Iran and Western powers have agreed to hold another round of talks on Tehran’s nuclear programme after a meeting in the Turkish city of Istanbul that was described as “useful” and “constructive”.
Catherine Ashton, the European Union’s foreign policy chief, told reporters the five permanent members of the United Nations Security Council and Germany would meet the Iranian delegation again in the Iraqi capital Baghdad on May 23.
The West suspects that Iran is enriching uranium to build a nuclear bomb, but Tehran says its nuclear programme is for civilian purposes only.
Ashton said the talks on Saturday, the first since the collapse of similar negotiations in early 2011, were a step towards a “sustained process of serious dialogue”.
“We expect that subsequent meetings will lead to concrete steps towards a comprehensive negotiated solution, which restores international confidence in the exclusively peaceful nature of the Iranian nuclear programme,” she said.
Ashton said that the next round of talks would be preceded by a preparatory meeting of deputies.
Earlier, a diplomat close to the negotiations had described Saturday’s talks as “completely different” from previous meetings, with no pre-conditions set by the Iranian delegation.
The diplomat said Saeed Jalili, the leader of the Iranian delegation, steered clear of the preconditions he had set at the last meeting in early 2011.
“He seems to have come with an objective to get into a process which is a serious process, which is about what we want to talk about,” said the envoy, who spoke on condition of anonymity. “I would say it has been a useful morning’s work.”
Another diplomat, who also requested anonymity, described the atmosphere as “positive”.
“I would say there was a very constructive atmosphere compared to last time … generally a positive vibe,” he said. “The principle seems to be there for future negotiations.”
The talks brought together the United States, Russia, China, Britain and France.
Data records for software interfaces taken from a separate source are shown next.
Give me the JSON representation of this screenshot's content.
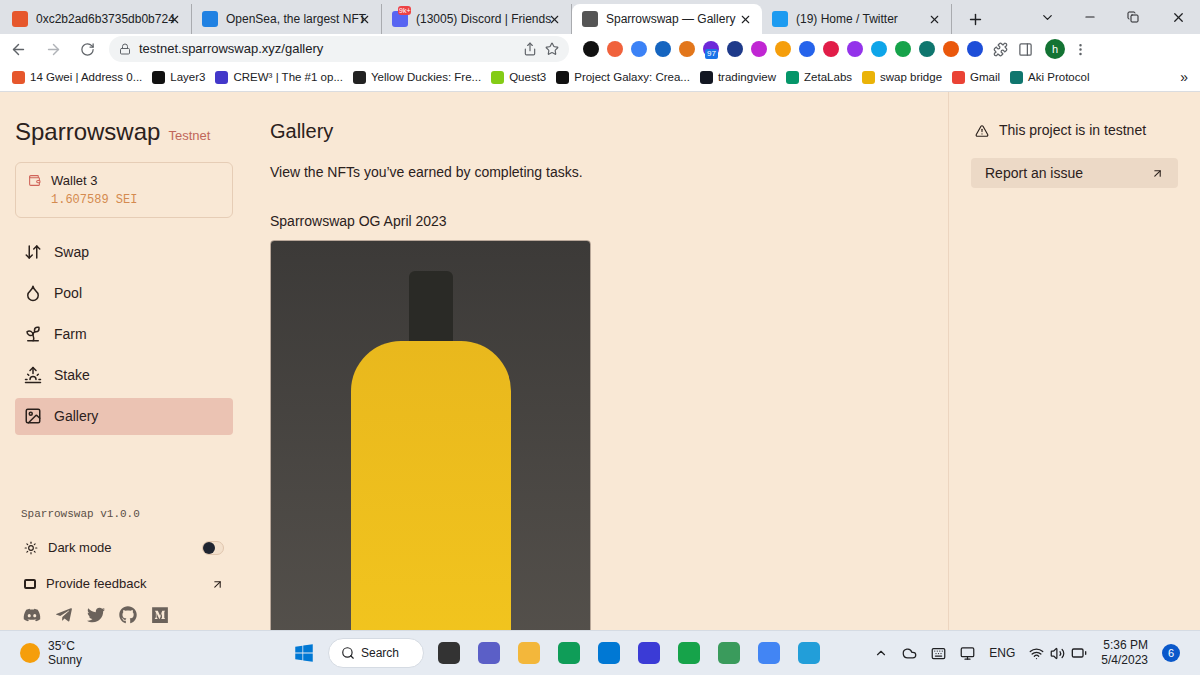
{
  "browser": {
    "tabs": [
      {
        "title": "0xc2b2ad6b3735db0b724",
        "selected": false,
        "badge": "",
        "color": "#e6572c"
      },
      {
        "title": "OpenSea, the largest NFT",
        "selected": false,
        "badge": "",
        "color": "#2081e2"
      },
      {
        "title": "(13005) Discord | Friends",
        "selected": false,
        "badge": "9k+",
        "color": "#5865f2"
      },
      {
        "title": "Sparrowswap — Gallery",
        "selected": true,
        "badge": "",
        "color": "#555555"
      },
      {
        "title": "(19) Home / Twitter",
        "selected": false,
        "badge": "",
        "color": "#1d9bf0"
      }
    ],
    "url": "testnet.sparrowswap.xyz/gallery",
    "extensions": [
      {
        "color": "#111111",
        "badge": ""
      },
      {
        "color": "#f0623c",
        "badge": ""
      },
      {
        "color": "#3b82f6",
        "badge": ""
      },
      {
        "color": "#1565c0",
        "badge": ""
      },
      {
        "color": "#e2761b",
        "badge": ""
      },
      {
        "color": "#6d28d9",
        "badge": "97"
      },
      {
        "color": "#1e3a8a",
        "badge": ""
      },
      {
        "color": "#c026d3",
        "badge": ""
      },
      {
        "color": "#f59e0b",
        "badge": ""
      },
      {
        "color": "#2563eb",
        "badge": ""
      },
      {
        "color": "#e11d48",
        "badge": ""
      },
      {
        "color": "#9333ea",
        "badge": ""
      },
      {
        "color": "#0ea5e9",
        "badge": ""
      },
      {
        "color": "#16a34a",
        "badge": ""
      },
      {
        "color": "#0f766e",
        "badge": ""
      },
      {
        "color": "#ea580c",
        "badge": ""
      },
      {
        "color": "#1d4ed8",
        "badge": ""
      }
    ],
    "avatar": "h",
    "bookmarks": [
      {
        "label": "14 Gwei | Address 0...",
        "color": "#e6572c"
      },
      {
        "label": "Layer3",
        "color": "#111111"
      },
      {
        "label": "CREW³ | The #1 op...",
        "color": "#4338ca"
      },
      {
        "label": "Yellow Duckies: Fre...",
        "color": "#222222"
      },
      {
        "label": "Quest3",
        "color": "#84cc16"
      },
      {
        "label": "Project Galaxy: Crea...",
        "color": "#111111"
      },
      {
        "label": "tradingview",
        "color": "#131722"
      },
      {
        "label": "ZetaLabs",
        "color": "#059669"
      },
      {
        "label": "swap bridge",
        "color": "#eab308"
      },
      {
        "label": "Gmail",
        "color": "#ea4335"
      },
      {
        "label": "Aki Protocol",
        "color": "#0f766e"
      }
    ],
    "bookmarks_more": "»"
  },
  "sidebar": {
    "brand": "Sparrowswap",
    "network": "Testnet",
    "wallet": {
      "name": "Wallet 3",
      "balance": "1.607589 SEI"
    },
    "items": [
      {
        "label": "Swap",
        "selected": false
      },
      {
        "label": "Pool",
        "selected": false
      },
      {
        "label": "Farm",
        "selected": false
      },
      {
        "label": "Stake",
        "selected": false
      },
      {
        "label": "Gallery",
        "selected": true
      }
    ],
    "version": "Sparrowswap v1.0.0",
    "dark_mode": {
      "label": "Dark mode",
      "on": false
    },
    "feedback": "Provide feedback"
  },
  "gallery": {
    "title": "Gallery",
    "description": "View the NFTs you’ve earned by completing tasks.",
    "nft_title": "Sparrowswap OG April 2023"
  },
  "notice": {
    "text": "This project is in testnet",
    "button": "Report an issue"
  },
  "taskbar": {
    "temperature": "35°C",
    "weather": "Sunny",
    "search": "Search",
    "apps": [
      {
        "color": "#333333"
      },
      {
        "color": "#5b5fc7"
      },
      {
        "color": "#f3b73b"
      },
      {
        "color": "#0f9d58"
      },
      {
        "color": "#0078d4"
      },
      {
        "color": "#3b3bd6"
      },
      {
        "color": "#16a34a"
      },
      {
        "color": "#3a9b5c"
      },
      {
        "color": "#4285f4"
      },
      {
        "color": "#229ed9"
      }
    ],
    "language": "ENG",
    "time": "5:36 PM",
    "date": "5/4/2023",
    "notifications": "6"
  }
}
Along with Germany, the five UN Security Council members are collectively known as the P5+1.
Al Jazeera’s Paul Brennan, reporting from Istanbul, said the sources he had spoken to told him that “although there were no major breakthroughs, [none] had been expected”.
The last round of talks in January 2011 collapsed without agreement on any issues.
Ashton said they set out to see whether Iran was “serious about moving towards a sustained process”.
She said the talks focused on the way forward and the process by which concrete proposals would get to the table.
Both sides have said they are ready to work towards resolving the deepening dispute over the disputed nuclear programme.
“For their own reasons, each side wants to give diplomacy a chance at this point, to start a process rather than to force a quick fix,” said analyst Michael Adler at the Woodrow Wilson International Center for Scholars.
One Western diplomat said Saturday’s discussions were unlikely to go into detailed issues, saying the immediate objective was finding enough common ground and signs of willingness to co-operate.
Iran said prior to the meeting that it would propose “new initiatives” in Istanbul, but it was unclear whether that meant it was prepared to discuss curbs to its controversial uranium enrichment programme.
Western officials have made clear their immediate priority is to convince Tehran to cease the higher-grade uranium enrichment it began in 2010. It has since expanded that work, which some analysts say could be a move towards developing nuclear weapons.
Iran has signaled some flexibility over halting its enrichment to a fissile purity of 20 per cent, compared with the five percent level required for nuclear power plants, but also suggests it is not ready to do so yet.
Iranian leaders would probably expect to be rewarded with an easing of sanctions if they agreed to scale back their sensitive nuclear work, but Western officials say this issue was not up for negotiation in Istanbul.
“Stopping 20 per cent enrichment would be seen as a gesture to start negotiations, not to lift sanctions,” one diplomat at the talks said.
Mohammad Marandi, a professor at Tehran University, told Al Jazeera that Iran was “enriching uranium at 20 per cent for peaceful purposes”.
“They want to produce fuel for the Tehran nuclear reactor,” he said.
“They [the West] are using the nuclear programme as an excuse to put pressure on Iran. If it wasn’t the nuclear programme it would be something else.”